Notre Dame theologian Yury Avvakumov, second from right, was recently selected as one of six Henry Luce III Fellows in Theology
Yury P. Avvakumov, an assistant professor in Notre Dame’s Department of Theology, was recently selected as one of six Henry Luce III Fellows in Theology for his work on the relationship between the Latin West and Byzantine East during the 12th century.
The Luce Fellows program, established with the support of the Association of Theological Schools in the United States and Canada (ATS) and The Henry Luce Foundation, annually funds a small number of promising theological pursuits. The fellows whose projects are chosen devote a year to research and then present their findings at the annual Luce Fellows Conference. Established in 1993, the Luce Fellows Program has awarded just 136 fellowships in its 20-year existence.
“The good news from the Luce Foundation came as an enormous and, of course, very joyful surprise,” says Avvakumov. “I did not expect to win because I realized how tough the competition was.”
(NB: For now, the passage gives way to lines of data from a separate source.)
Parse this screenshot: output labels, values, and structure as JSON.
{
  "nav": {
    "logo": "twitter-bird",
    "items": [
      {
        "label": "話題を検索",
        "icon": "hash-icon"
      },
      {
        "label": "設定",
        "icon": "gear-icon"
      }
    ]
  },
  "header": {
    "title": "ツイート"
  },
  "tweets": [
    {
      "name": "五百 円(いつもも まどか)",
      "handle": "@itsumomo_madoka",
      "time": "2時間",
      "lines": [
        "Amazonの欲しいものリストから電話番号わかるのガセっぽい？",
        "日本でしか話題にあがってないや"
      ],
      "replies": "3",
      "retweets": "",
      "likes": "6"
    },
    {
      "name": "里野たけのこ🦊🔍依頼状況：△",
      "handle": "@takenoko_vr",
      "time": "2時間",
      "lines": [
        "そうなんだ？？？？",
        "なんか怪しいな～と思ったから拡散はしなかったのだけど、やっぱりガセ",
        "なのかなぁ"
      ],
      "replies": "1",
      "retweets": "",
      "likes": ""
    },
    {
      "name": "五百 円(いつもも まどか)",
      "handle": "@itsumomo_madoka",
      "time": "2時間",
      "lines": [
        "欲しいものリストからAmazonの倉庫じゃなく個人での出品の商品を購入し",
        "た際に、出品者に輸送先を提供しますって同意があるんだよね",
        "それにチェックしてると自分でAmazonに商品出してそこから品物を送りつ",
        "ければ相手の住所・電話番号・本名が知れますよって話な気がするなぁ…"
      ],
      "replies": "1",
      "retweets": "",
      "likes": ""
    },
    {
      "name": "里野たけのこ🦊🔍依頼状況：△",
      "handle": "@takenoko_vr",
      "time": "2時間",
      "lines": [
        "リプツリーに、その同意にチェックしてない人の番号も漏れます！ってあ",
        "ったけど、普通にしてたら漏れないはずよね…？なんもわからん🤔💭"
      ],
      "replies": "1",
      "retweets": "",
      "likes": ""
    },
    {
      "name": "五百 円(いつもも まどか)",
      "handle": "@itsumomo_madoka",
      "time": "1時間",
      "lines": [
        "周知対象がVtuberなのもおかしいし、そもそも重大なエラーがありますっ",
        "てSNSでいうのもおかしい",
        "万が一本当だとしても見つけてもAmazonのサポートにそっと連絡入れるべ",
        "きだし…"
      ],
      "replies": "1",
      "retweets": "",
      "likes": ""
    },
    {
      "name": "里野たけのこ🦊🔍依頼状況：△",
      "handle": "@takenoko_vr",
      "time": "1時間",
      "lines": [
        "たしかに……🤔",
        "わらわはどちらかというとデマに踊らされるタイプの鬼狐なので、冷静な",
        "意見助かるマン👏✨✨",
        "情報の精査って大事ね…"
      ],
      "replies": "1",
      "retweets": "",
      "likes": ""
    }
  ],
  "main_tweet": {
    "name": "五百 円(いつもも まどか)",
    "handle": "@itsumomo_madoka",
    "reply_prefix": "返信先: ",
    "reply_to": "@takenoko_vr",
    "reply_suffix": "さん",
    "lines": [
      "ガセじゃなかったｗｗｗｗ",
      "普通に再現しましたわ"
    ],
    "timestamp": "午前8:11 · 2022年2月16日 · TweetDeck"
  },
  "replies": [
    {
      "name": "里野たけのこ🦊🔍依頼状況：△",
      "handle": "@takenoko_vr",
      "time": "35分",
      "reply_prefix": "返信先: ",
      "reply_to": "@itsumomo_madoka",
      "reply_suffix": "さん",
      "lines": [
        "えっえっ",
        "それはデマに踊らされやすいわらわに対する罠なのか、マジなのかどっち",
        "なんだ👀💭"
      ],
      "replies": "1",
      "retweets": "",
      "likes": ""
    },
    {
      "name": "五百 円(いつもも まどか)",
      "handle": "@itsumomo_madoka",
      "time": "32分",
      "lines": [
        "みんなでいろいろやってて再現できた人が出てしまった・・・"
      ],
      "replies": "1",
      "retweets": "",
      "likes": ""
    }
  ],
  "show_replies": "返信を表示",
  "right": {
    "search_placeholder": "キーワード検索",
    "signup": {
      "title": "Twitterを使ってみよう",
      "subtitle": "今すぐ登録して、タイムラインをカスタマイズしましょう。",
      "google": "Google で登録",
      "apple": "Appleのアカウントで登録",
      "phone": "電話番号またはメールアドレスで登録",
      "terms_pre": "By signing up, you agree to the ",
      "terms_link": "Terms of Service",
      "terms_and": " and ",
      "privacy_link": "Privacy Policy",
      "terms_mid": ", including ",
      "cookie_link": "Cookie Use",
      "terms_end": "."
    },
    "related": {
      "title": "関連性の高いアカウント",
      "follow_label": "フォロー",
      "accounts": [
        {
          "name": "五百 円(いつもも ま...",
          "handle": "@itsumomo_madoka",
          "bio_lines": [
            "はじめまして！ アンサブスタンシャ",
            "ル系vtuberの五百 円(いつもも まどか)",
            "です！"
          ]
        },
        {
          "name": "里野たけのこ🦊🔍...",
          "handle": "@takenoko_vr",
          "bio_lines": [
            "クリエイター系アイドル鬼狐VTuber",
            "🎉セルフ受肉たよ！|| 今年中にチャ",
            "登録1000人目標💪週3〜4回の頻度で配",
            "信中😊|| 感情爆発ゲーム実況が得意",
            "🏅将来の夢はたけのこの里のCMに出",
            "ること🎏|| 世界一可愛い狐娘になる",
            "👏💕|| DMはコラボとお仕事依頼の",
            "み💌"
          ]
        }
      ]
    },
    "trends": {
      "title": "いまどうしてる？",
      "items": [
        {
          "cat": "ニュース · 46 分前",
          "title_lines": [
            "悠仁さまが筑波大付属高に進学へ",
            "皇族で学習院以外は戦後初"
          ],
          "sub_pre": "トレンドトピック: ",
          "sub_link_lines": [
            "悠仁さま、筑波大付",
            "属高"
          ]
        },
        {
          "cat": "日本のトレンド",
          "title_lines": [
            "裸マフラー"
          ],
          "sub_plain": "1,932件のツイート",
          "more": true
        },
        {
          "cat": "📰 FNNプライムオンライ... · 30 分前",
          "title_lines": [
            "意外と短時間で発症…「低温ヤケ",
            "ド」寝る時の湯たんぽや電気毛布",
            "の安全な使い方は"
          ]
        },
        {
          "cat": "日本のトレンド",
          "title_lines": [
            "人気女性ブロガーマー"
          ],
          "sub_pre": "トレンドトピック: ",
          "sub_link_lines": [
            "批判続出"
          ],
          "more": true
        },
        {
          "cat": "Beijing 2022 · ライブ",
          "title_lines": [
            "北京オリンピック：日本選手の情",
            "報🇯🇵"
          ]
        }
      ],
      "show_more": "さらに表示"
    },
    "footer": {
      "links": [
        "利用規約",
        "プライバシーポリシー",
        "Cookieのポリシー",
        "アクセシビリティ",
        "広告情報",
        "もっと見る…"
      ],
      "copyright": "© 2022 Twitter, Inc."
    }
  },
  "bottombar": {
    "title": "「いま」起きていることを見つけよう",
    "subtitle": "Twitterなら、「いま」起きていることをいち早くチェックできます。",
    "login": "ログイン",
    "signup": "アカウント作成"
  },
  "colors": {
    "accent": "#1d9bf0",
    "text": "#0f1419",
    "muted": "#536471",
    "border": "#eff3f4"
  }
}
Investigating the Origins of Division
Avvakumov’s winning proposal, “Latin West and Byzantine East in the 12th Century: Christians, Churches, and Theologies between 1054 and 1204,” analyzes the relationship between the two regions during a period of ecclesiastical upheaval.
“I seek to identify the major events of church history, the personalities, and the ecclesiastical-political and theological issues that determined East-West relations in that period,” he says. “The 12th century should be seen as a period of ambiguity, as a unique and fascinating time of contingencies and possibilities still open for positive developments—even if most of them were unhappily lost in the early 13th century.”
As a Byzantine Rite Catholic, the topic holds special meaning for Avvakumov. “The Christians of today live in a world divided into denominations,” he says. “We have made ourselves at home in this world; we have become accustomed to thinking ‘denominationally.’”
As a result, he says, many Western Christians tend to ignore their Eastern counterparts, while Eastern Christians attempt to demonize Roman Catholics. “The attitudes here and there might be different; however, the lack of real knowledge and understanding is what unites both opposite extremes.”
Bridging East and West
Avvakumov has lived and learned in both extremes. He received his first doctorate in Orthodox theology from St. Petersburg Orthodox Theological School and the second, in Catholic theology, from Ludwig Maximilian University in Munich.
He then taught at the Ukrainian Catholic University in Lviv, which is the only Catholic university in the former Soviet Union. Prior to coming to Notre Dame, Avvakumov also held numerous academic, administrative, and pastoral positions in Russia, Germany, and the Ukraine.
An accomplished linguist, Avvakumov has published five books in three languages—German, Italian, and Ukrainian. His research interests include medieval Church history, ecclesiology, and sacramental theology, as well as the history of Russian and Ukrainian religious thought in the 19th and 20th centuries and the history of the Eastern Catholic Churches from medieval times to present day.
Seeking a Better Understanding
Avvakumov hopes that his Luce Fellows project shows an acknowledgement of the gap in understanding between Eastern and Western Christian traditions.
“I think the fact that a project about East-West relations has been selected among the winning projects may be seen as a positive sign of interest towards this important area of research.”